In a statement, St James's Palace said: "The Duke and Duchess of Cambridge are deeply saddened to learn of the death of Jacintha Saldanha."
"Their Royal Highnesses were looked after so wonderfully well at all times by everybody at King Edward VII Hospital and their thoughts and prayers are with Jacintha Saldanha's family, friends and colleagues at this very sad time," the statement read.
Will the royal couple take a radical step and name their child, if they have a girlbaby, as Jacintha. Like Princess Kate, the Indian-origin nurse was a commoner and a good soul.
Jacintha's brother Naveen called her a "proper and righteous person" who would have been devastated by the hoax.
One of her neighbours in Bristol (Saldanha family home) said, Jacintha was a kind woman. "She used to walk an elderly neighbour who has dementia... down to the shops and back".
London newspaper Daily Mail quoted her neighbour Mary Atwell, 56 as saying, "She was a lovely, lovely person who always spoke to you when you saw her in the street."

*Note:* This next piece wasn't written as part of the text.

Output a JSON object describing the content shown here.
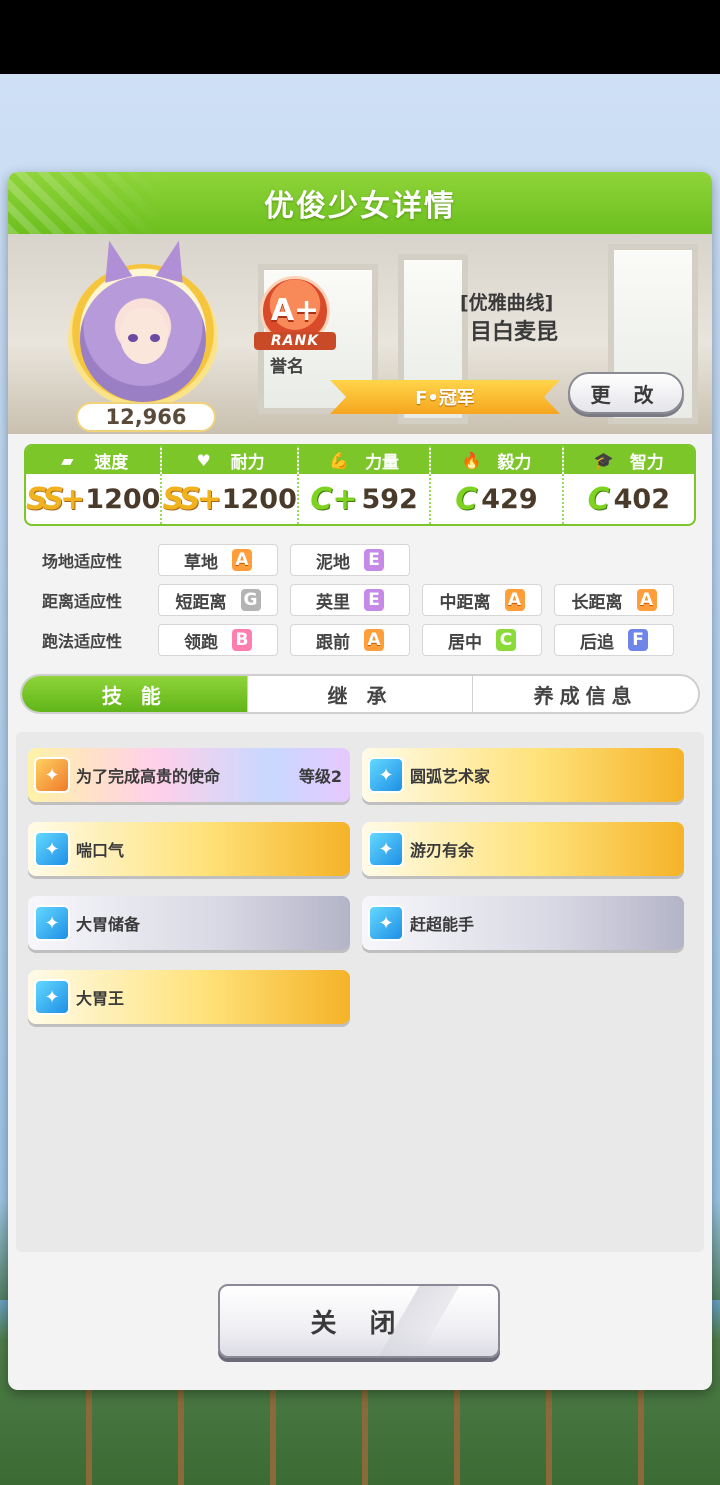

Another neighbour of Saldanha described the nurse as 'a lovely woman'. Marianne Homes, 49, said, "I've always known her as the doctor, she was always very smartly dressed."
A neighbour, known as Maxine, said, "She was a lovely woman, just so smiley and bubbly. We used to joke with her that she was a nurse for the queen, she was just so nice."
Jacintha's driving instructor Jeff Sellick was quoted by the Daily Mail that he was in 'complete shock' at her death.
Meanwhile, a Palace spokesman said the royal couple had not made a complaint about the prank call. But being the queen of Australia, Queen Elizabeth can send a formal letter to the Commonwealth country and begin prosecution. British-born Australian Prime Minister Julia Gillard described the death as 'a terrible tragedy' and, through a spokesman, passed on her deep-felt condolences to the family of Jacintha.